Roy Lichtenstein is known for his prints and paintings inspired by commercial and popular culture. Although all of his work maintains a certain air of parody, the thematic contents of his early works differ greatly from his later artistic output.Indians Pursued By American Dragoons of 1952 is a distinct pre-pop work that blends naturalistic and stylised forms of expression.
Lichtenstein employs a particular etching technique referred to as intaglio in this print. Rather than using deep carvings, the artist employs refined incisions coated in ink. Aquatint is applied in conjunction with the etching process, producing areas of tone and texture rather than definite outlines.
Indians Pursued By American Dragoons manifests a little known aspect of Lichtenstein’s ouvre. The work delves into indegenous heritage, a subject explored in great depth by the artist in his later American Indian series. In line with Lichtenstein’s Approaching The Castle of 1951, the work combines the painterly gestures of Abstract Expressionism and the formal attributes of Cubism.
Indians Pursued By American Dragoons presents an intricate composition contradictive of its title, which suggests a vehement chase.
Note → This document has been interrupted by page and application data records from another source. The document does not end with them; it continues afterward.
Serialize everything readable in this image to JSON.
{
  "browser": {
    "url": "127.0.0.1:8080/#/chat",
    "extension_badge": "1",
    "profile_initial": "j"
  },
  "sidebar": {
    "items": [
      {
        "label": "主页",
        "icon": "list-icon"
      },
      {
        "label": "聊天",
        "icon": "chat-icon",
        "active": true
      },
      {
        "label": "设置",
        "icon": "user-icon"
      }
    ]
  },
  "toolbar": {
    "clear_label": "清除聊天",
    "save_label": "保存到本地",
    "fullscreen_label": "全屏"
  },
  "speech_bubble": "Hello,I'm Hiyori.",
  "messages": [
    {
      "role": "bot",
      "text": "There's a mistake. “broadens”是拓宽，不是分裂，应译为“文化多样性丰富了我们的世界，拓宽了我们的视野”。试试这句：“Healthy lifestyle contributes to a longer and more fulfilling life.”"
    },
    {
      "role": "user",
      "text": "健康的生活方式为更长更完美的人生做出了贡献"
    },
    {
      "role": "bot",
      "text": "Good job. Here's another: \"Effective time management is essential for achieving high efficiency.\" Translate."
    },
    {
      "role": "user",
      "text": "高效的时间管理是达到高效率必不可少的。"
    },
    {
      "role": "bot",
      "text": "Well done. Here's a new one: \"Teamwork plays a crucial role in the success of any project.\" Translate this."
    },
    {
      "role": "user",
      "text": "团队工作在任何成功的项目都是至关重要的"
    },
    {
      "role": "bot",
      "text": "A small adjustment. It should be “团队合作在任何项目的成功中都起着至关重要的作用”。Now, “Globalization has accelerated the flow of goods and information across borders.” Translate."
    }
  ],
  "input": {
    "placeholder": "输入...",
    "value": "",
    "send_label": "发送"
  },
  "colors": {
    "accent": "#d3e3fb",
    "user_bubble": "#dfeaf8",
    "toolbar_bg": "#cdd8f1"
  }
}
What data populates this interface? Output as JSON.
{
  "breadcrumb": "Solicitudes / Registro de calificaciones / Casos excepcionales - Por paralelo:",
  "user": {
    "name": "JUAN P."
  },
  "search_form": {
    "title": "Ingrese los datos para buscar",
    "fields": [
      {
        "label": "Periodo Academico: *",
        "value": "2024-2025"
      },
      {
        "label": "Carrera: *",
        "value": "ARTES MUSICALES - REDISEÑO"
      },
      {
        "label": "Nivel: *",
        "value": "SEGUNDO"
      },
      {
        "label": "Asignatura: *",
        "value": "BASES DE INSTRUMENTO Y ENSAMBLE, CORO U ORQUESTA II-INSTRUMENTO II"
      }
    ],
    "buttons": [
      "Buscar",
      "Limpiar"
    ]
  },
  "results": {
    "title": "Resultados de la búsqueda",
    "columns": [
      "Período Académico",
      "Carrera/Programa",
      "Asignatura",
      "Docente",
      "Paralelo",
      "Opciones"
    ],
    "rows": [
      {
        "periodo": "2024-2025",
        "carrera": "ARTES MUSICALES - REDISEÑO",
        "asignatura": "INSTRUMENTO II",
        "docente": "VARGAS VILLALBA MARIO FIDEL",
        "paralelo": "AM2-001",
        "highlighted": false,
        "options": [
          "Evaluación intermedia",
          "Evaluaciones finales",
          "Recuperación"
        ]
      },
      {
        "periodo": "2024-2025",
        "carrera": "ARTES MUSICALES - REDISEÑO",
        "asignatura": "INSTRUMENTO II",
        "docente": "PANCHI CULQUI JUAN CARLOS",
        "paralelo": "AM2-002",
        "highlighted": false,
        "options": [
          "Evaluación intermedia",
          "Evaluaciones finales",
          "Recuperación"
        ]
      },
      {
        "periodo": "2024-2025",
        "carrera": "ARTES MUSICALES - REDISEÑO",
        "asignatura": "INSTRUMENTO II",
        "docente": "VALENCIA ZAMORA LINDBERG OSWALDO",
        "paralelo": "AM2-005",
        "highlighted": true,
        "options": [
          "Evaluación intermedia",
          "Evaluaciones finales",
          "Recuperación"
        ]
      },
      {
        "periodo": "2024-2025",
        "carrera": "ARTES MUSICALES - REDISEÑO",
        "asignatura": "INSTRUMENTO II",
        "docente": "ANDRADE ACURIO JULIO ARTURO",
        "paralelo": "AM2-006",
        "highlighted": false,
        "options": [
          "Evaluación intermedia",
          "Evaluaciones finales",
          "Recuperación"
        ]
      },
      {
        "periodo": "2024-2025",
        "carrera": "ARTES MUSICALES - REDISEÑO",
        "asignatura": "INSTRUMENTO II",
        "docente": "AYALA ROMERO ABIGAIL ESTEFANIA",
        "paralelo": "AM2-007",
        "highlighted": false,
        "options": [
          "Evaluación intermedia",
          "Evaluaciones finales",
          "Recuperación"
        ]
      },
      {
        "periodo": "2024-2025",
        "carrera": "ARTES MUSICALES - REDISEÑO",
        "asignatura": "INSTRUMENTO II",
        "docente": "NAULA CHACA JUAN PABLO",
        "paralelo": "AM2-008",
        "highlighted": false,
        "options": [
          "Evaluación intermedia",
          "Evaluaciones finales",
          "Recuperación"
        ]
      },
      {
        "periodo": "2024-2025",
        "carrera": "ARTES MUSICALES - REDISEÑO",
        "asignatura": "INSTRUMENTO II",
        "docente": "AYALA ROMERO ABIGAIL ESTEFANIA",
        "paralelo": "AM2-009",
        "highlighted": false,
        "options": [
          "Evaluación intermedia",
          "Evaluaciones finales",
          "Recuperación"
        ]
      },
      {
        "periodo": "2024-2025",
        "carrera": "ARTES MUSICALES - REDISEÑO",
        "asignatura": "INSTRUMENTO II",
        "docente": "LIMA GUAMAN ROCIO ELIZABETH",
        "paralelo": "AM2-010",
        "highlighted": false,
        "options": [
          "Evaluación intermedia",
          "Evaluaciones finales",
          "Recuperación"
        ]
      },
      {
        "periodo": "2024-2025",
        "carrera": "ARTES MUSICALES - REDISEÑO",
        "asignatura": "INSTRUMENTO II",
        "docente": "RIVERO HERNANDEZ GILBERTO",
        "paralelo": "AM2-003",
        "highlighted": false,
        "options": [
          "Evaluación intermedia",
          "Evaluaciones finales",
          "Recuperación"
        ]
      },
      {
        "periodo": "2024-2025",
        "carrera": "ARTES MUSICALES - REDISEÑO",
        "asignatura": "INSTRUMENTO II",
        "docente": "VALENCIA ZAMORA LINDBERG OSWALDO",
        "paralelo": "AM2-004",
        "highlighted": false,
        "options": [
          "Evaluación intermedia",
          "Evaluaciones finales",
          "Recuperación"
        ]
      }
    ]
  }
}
The Indians and the dragoons are intertwined, distinguishable only by their respective warbonnets and combat helmets. Despite the dark pigments, Lichtenstein’s playful rendering of the scene lends the work a whimsical quality.